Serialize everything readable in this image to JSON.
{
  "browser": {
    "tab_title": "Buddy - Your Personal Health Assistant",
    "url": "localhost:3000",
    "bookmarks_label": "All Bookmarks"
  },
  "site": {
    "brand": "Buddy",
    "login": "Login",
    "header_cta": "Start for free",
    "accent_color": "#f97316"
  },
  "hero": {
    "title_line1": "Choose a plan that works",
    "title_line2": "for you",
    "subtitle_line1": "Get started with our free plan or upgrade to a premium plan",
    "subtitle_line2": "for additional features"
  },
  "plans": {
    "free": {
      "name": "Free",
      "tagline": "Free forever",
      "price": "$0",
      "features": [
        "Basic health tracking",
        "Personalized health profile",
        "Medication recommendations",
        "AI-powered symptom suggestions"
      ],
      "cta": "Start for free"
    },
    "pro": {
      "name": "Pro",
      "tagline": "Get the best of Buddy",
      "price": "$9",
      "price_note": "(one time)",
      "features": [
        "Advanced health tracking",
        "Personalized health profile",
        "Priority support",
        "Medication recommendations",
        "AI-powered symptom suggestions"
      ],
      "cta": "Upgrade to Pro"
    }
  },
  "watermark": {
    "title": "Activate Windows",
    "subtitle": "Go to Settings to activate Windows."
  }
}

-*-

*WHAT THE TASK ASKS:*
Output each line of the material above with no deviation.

*TASK RESULT:*
Serialize everything readable in this image to JSON.
{
  "browser": {
    "tab_title": "Buddy - Your Personal Health Assistant",
    "url": "localhost:3000",
    "bookmarks_label": "All Bookmarks"
  },
  "site": {
    "brand": "Buddy",
    "login": "Login",
    "header_cta": "Start for free",
    "accent_color": "#f97316"
  },
  "hero": {
    "title_line1": "Choose a plan that works",
    "title_line2": "for you",
    "subtitle_line1": "Get started with our free plan or upgrade to a premium plan",
    "subtitle_line2": "for additional features"
  },
  "plans": {
    "free": {
      "name": "Free",
      "tagline": "Free forever",
      "price": "$0",
      "features": [
        "Basic health tracking",
        "Personalized health profile",
        "Medication recommendations",
        "AI-powered symptom suggestions"
      ],
      "cta": "Start for free"
    },
    "pro": {
      "name": "Pro",
      "tagline": "Get the best of Buddy",
      "price": "$9",
      "price_note": "(one time)",
      "features": [
        "Advanced health tracking",
        "Personalized health profile",
        "Priority support",
        "Medication recommendations",
        "AI-powered symptom suggestions"
      ],
      "cta": "Upgrade to Pro"
    }
  },
  "watermark": {
    "title": "Activate Windows",
    "subtitle": "Go to Settings to activate Windows."
  }
}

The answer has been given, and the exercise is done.